Foreclosure By Advertisement The Process
Once the borrower is in default, the lender can start the foreclosure process. In most cases, the lender will not start the process until the borrower is 3 months in default.
Notice of Pendency and Power of Attorney
The Notice of Pendency and Power of Attorney is filed by the attorney for the lender is filed with the county Recorder or Registrar of Title.
Published Notice of Foreclosure
The Notice of Foreclosure is published in a legal newspaper for six weeks.
Service of Notice of Foreclosure
The Notice of Foreclosure is served on occupants of home subject to the foreclosure. Lenders will often mail a copy of the Notice of Foreclosure to the borrower if the borrower does not reside on the property but it is not legally required.*
*If you do not live on the property, make sure that if you have someone else residing on the property that they will notify you if a Notice of Foreclosure is served on them or you might not be aware that the foreclosure has started.
Service of Notice of Foreclosure on Junior Lienholders
Junior lien holders who filed a timely Request for Notice with the Country Recorder or Registrar of Title.
The Sheriff's Sale
The Sheriff's Sale is held at the County Sheriff's Office. Generally, only the representative for the lender who is foreclosing shows up at the court house for the sale.

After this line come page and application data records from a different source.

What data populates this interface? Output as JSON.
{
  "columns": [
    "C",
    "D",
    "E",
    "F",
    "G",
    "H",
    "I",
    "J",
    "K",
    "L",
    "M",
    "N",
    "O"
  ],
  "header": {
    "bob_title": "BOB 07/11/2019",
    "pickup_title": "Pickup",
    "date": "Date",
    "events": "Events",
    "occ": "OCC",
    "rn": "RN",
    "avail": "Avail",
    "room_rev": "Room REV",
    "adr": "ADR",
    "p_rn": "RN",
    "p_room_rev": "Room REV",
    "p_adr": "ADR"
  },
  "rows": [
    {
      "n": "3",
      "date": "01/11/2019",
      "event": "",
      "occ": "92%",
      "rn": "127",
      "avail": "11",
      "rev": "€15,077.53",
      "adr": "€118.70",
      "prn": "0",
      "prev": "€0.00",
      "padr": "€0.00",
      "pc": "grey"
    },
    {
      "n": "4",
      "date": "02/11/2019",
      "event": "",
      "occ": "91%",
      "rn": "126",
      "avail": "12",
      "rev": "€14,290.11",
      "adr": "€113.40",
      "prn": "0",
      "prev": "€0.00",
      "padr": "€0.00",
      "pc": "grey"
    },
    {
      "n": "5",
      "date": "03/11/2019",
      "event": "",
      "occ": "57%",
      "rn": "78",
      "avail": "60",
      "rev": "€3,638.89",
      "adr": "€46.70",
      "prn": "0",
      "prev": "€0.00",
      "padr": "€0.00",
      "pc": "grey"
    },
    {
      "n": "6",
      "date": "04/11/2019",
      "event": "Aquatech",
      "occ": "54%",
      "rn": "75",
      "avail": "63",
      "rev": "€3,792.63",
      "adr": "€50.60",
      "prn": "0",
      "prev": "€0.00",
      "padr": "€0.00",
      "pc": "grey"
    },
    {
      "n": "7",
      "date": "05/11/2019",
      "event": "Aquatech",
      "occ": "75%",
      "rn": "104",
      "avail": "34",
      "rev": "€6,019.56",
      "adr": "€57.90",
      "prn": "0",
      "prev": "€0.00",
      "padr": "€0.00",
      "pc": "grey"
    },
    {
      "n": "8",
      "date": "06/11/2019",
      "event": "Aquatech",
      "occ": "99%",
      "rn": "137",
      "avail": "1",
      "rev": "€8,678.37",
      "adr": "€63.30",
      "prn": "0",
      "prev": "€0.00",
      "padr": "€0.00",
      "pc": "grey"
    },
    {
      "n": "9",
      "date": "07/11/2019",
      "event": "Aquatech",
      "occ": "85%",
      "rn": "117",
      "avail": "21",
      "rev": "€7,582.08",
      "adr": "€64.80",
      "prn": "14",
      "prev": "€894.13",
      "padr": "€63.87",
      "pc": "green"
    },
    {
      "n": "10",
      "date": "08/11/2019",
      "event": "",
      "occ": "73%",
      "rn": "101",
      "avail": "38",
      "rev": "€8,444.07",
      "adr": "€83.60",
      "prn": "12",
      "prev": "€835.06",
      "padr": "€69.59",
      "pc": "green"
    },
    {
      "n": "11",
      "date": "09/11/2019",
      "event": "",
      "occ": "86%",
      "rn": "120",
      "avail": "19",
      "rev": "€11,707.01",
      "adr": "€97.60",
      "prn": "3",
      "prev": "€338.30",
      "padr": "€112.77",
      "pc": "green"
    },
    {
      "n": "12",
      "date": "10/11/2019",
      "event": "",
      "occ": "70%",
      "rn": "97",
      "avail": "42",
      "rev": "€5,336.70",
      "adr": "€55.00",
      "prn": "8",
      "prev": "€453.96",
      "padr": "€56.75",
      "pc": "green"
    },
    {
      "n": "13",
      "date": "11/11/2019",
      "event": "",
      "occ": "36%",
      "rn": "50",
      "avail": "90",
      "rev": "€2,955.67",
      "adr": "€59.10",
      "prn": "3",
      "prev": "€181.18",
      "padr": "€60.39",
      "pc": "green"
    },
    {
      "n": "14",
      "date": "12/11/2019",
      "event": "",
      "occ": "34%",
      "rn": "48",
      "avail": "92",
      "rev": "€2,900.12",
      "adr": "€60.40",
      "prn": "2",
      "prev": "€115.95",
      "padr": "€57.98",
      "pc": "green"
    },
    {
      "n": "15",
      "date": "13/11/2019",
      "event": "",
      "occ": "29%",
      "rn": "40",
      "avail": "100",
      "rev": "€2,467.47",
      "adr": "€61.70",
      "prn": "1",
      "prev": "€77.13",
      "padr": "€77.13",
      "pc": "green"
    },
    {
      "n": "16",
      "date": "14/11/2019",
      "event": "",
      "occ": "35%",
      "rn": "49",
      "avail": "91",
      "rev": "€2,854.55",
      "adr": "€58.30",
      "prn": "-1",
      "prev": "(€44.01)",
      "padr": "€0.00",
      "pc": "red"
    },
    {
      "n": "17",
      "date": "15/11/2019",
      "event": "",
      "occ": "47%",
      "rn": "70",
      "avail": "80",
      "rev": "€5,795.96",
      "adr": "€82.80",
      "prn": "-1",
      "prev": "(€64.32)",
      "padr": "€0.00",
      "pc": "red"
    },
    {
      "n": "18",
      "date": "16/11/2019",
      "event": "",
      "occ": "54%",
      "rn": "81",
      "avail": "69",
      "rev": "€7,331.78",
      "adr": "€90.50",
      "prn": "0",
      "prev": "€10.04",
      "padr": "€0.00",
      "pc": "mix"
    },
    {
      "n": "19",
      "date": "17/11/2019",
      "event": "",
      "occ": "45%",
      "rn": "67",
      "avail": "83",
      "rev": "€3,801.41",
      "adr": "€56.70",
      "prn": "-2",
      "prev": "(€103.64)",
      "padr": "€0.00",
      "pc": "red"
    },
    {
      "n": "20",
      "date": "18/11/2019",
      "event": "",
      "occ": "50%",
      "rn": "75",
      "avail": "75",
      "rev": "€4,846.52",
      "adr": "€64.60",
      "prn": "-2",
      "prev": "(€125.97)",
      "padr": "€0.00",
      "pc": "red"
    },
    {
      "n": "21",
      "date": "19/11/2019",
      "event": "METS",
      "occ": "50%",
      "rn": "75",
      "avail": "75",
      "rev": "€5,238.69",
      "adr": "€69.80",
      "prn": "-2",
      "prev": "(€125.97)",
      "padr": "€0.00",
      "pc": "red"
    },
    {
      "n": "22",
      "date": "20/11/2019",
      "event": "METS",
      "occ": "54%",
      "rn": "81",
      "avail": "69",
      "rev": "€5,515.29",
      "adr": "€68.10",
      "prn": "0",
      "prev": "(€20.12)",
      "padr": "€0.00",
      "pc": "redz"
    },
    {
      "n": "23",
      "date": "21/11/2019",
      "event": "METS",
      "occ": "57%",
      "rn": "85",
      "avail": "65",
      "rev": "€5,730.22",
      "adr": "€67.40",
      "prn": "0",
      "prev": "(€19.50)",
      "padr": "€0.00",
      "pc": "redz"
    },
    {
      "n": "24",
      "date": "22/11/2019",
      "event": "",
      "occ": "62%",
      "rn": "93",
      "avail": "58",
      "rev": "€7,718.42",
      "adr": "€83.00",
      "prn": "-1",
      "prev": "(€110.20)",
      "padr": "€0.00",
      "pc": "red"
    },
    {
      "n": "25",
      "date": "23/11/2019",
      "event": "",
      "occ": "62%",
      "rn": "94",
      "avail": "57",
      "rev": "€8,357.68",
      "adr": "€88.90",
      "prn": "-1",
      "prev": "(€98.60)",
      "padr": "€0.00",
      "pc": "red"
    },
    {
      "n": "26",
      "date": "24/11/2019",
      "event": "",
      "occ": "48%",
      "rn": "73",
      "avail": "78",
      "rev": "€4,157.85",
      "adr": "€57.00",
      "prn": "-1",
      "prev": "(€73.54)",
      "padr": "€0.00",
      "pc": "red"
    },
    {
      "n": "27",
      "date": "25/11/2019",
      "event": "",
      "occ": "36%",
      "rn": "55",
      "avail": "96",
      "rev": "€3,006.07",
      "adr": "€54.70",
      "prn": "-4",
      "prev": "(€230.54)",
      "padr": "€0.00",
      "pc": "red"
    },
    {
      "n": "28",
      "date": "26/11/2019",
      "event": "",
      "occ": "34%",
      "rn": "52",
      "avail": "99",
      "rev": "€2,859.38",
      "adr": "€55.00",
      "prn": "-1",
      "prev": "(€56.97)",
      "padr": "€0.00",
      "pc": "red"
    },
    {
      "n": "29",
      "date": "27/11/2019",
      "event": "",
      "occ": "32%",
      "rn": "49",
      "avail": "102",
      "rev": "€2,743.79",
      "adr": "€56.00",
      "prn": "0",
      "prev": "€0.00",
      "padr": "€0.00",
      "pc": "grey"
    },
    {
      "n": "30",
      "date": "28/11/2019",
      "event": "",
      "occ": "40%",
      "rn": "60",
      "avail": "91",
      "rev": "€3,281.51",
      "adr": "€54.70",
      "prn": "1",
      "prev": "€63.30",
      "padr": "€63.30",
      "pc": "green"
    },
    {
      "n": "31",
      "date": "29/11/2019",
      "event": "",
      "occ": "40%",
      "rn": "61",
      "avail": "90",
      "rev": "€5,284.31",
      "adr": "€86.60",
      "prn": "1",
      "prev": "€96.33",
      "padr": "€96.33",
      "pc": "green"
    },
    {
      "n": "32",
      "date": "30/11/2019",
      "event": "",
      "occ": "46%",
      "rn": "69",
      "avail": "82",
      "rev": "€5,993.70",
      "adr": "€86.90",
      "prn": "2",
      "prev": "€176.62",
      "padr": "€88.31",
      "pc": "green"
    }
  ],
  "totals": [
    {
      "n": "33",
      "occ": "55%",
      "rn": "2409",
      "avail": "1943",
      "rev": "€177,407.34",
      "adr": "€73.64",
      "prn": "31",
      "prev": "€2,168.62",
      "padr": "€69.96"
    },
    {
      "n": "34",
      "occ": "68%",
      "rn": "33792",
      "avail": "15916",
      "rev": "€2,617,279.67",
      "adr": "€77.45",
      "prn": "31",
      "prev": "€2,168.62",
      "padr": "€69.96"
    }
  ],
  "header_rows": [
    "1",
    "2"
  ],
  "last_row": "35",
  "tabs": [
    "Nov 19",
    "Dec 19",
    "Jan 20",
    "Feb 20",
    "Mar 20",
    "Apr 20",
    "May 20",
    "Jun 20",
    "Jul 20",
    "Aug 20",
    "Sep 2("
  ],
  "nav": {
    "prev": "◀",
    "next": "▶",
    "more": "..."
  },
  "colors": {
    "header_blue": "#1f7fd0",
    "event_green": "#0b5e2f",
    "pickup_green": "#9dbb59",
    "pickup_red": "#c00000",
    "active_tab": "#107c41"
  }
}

If someone else attends and bids at the Sheriff's Sale, they have to pay with cash or a cashier's check.
The date of the Sheriff's Sale will be set out in the notice served on the occupant of the property and was published in a legal newspaper.
If the borrower wishes to cure the default and stop the foreclosure, the borrower should contact the law firm conducting the foreclosure who will be able to tell the borrower the amount necessary to cure the default.
THIS MUST BE COMPLETED BEFORE THE SHERIFF'S SALE.
Once the Sheriff's Sale has been completed, the mortgage is gone and replaced with a Sheriff's Certificate.
The Period of Redemption
During the period of redemption, the borrower continues to have the right to reside on the property or can sell the property.*
To sell the property, the borrower must pay to the holder of the Sheriff's Certificate the amount paid at the Sheriff's Sale, plus interest and reasonable costs.
*The borrower can take advantage of their rights to save money that they will need to recover.
The Period of Redemption is normally 6 months but it can be reduced if they property has been abandoned.
Period of Creditor Redemption
Junior lienholders can redeem in the order of their priority after the borrowers' Period of Redemption expires. Junior lienholders will not redeem if the property is not worth more than the amount necessary for them to redeem.
The Expiration of the Period of Redemption
Once the Period of Redemption expires, the borrowers rights in the property have been extinquished.
If the junior lienholders do not redeem, their rights in the property are extinquised.
If the borrower refuses to leave the property, an unlawful eviction action (eviction) must be brought to have them removed.
If the foreclosed property is registered title (Torrens Property), a Subsequent Proceeding action must be undertaken to transfer the title to the holder of the Sheriff's Certificate.